= EXERCISE DETAILS =
Your answer should be one number, the count of lines in the entries holding the word "type".

= RECORDED DATA =

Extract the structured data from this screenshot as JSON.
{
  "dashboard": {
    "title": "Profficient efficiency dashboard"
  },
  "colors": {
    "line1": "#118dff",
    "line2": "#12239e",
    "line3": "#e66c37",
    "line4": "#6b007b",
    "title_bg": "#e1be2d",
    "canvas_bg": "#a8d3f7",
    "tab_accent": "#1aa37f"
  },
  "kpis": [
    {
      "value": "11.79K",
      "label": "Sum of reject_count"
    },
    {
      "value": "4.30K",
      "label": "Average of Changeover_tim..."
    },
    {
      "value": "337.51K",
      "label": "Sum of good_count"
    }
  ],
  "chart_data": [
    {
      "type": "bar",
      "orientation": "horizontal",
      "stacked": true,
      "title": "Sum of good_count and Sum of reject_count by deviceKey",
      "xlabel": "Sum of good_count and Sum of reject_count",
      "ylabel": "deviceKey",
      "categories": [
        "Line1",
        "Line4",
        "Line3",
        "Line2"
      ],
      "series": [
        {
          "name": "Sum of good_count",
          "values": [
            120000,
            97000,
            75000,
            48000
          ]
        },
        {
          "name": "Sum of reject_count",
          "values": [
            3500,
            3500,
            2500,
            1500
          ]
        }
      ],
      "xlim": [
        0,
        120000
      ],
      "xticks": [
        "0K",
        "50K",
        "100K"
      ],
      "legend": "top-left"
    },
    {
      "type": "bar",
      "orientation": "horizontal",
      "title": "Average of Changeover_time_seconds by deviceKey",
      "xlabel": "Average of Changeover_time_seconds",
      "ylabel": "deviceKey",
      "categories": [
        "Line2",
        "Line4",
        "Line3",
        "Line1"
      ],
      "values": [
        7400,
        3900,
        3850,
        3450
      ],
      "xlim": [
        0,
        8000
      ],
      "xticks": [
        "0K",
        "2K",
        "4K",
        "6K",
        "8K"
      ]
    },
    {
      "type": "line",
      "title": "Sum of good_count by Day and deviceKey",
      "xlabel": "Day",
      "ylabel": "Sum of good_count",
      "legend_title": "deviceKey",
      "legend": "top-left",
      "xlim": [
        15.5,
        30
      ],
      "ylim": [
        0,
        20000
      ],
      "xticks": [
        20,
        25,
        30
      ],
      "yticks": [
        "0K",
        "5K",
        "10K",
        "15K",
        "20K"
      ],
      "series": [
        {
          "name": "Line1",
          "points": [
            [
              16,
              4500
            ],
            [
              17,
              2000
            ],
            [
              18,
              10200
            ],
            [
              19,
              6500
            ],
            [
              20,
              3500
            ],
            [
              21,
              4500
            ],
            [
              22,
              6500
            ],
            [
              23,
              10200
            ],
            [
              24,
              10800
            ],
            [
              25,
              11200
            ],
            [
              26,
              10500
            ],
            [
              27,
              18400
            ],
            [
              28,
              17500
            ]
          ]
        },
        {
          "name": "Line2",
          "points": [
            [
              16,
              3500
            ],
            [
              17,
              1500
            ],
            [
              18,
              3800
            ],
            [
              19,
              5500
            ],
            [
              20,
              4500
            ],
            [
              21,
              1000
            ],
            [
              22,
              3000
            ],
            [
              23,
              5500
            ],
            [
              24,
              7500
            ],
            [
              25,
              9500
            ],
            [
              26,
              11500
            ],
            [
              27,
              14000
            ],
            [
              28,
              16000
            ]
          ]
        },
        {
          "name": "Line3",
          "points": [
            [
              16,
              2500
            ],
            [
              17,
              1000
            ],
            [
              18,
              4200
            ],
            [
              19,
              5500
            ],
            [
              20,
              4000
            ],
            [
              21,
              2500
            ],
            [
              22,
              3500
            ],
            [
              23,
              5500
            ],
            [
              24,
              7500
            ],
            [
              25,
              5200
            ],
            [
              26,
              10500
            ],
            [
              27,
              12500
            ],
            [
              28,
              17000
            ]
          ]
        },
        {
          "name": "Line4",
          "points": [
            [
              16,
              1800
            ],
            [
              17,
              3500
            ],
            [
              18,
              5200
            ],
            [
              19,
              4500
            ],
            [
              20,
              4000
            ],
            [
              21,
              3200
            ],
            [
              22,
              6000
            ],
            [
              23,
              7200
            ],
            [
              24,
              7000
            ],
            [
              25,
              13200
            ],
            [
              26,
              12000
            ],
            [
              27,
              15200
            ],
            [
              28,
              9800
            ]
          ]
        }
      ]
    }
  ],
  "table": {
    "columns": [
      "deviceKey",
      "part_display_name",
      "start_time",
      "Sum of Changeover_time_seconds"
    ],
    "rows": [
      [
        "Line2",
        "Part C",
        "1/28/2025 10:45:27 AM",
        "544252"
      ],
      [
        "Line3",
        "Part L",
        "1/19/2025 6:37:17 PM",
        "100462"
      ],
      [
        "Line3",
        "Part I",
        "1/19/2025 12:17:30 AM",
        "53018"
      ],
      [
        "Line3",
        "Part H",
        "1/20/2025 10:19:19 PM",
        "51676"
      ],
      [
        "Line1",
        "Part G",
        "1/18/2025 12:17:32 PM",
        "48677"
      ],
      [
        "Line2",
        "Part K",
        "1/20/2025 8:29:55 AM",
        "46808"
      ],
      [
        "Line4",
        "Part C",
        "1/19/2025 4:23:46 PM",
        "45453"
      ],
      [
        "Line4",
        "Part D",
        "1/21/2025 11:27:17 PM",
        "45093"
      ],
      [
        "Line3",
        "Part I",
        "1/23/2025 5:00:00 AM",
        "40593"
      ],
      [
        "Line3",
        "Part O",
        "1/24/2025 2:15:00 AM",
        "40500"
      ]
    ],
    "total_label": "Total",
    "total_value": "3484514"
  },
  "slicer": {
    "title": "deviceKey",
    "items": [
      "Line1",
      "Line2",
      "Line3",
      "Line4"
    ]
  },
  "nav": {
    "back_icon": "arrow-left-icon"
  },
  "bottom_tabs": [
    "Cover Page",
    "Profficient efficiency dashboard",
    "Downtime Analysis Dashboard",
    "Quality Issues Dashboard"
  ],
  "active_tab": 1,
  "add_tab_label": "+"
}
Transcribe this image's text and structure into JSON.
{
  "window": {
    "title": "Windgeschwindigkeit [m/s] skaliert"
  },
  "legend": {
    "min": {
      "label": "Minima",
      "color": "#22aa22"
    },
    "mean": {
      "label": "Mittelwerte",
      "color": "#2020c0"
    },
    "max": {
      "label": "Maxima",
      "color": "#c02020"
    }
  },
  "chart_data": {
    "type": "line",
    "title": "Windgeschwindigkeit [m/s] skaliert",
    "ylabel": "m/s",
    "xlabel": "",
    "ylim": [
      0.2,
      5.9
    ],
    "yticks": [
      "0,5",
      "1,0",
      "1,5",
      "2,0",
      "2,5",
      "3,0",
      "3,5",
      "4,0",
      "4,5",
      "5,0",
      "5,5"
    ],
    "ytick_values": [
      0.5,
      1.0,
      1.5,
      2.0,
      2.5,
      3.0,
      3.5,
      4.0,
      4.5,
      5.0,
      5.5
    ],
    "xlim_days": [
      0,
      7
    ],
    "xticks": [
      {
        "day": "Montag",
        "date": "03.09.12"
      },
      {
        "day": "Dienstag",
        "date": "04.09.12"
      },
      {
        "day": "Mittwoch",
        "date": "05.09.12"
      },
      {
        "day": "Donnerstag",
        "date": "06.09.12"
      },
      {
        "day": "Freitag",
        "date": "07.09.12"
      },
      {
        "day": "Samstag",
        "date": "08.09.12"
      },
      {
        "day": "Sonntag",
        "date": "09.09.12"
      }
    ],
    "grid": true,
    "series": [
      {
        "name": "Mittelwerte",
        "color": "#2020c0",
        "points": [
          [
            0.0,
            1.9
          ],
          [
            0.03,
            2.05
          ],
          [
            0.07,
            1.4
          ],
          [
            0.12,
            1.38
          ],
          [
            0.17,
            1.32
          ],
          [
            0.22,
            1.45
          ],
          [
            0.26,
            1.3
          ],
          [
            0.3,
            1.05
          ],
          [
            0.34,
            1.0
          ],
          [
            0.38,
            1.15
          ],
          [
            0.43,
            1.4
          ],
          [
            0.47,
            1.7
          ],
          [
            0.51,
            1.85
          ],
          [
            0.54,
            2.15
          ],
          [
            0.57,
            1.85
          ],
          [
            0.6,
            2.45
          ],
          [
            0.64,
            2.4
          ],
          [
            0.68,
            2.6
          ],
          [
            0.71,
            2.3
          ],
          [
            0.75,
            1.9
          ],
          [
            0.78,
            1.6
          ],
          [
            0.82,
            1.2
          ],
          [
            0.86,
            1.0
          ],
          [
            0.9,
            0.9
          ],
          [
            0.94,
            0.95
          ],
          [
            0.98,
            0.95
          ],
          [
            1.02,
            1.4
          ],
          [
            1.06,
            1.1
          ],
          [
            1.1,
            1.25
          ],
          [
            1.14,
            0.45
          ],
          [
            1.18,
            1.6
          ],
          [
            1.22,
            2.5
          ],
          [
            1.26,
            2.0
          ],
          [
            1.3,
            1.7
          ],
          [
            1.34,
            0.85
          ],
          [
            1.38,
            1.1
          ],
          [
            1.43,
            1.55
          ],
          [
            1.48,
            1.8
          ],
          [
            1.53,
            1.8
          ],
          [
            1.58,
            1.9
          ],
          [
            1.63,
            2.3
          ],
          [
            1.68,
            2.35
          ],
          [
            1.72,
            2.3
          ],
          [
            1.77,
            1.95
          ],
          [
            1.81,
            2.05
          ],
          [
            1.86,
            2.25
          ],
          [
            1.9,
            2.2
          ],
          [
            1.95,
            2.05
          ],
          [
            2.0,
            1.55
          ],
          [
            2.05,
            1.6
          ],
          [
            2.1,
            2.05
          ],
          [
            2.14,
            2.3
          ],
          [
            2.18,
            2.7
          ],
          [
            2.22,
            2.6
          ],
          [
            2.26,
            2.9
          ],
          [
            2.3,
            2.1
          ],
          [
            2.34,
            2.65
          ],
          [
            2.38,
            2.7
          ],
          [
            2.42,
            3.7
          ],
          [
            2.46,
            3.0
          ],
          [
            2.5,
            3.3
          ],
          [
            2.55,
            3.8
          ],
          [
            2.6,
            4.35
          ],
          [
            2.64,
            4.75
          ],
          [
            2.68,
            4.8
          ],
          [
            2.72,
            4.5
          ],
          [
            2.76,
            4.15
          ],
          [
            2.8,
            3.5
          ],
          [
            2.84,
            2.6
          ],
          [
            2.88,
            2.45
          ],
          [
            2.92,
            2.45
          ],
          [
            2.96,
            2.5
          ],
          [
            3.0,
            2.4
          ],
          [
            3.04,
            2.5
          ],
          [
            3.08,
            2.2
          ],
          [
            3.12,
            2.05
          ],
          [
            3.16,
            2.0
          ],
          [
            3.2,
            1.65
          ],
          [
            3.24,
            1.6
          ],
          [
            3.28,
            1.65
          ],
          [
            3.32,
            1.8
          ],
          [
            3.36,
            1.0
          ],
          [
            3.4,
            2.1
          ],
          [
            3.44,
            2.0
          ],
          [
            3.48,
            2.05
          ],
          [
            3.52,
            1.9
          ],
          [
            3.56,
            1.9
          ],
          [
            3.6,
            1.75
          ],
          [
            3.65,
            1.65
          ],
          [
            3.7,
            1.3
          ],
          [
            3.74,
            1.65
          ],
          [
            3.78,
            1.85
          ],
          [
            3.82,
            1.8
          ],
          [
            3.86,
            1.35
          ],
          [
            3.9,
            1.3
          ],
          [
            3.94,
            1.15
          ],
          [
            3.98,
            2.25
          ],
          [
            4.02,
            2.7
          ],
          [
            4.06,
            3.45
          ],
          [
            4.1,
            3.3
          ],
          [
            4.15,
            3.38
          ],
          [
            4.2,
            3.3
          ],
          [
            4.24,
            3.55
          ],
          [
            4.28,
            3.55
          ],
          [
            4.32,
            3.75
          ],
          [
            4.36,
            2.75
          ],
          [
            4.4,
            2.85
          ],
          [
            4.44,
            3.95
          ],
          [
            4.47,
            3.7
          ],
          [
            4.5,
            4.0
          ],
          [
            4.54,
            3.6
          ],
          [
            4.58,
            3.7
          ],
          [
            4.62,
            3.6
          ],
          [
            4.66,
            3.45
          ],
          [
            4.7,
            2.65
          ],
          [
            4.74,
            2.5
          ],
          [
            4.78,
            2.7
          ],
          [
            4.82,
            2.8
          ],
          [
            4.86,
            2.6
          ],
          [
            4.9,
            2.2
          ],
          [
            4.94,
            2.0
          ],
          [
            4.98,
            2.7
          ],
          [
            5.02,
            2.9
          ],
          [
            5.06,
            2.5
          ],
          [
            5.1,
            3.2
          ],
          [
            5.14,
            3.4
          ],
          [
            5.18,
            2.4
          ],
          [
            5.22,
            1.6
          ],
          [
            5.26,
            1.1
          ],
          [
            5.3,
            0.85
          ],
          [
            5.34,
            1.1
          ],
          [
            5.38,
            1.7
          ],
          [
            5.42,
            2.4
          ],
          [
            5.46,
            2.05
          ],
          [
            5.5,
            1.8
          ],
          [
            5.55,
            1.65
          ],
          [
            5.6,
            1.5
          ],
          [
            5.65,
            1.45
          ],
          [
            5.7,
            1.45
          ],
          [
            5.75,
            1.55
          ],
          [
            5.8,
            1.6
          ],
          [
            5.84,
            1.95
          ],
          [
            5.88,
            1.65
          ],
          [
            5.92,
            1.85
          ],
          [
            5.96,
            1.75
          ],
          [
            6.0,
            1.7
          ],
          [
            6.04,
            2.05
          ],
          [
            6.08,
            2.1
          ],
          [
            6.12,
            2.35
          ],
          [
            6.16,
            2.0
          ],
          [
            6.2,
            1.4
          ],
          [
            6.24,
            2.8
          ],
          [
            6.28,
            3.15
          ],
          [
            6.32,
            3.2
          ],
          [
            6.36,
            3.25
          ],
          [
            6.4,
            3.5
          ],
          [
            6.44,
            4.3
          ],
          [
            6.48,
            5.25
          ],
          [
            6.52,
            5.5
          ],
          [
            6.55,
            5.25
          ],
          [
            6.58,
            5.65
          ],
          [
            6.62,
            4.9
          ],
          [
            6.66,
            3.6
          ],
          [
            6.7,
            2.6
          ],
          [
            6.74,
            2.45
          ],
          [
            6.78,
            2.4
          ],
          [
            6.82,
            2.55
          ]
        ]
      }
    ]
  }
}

= ANSWER SPACE =
4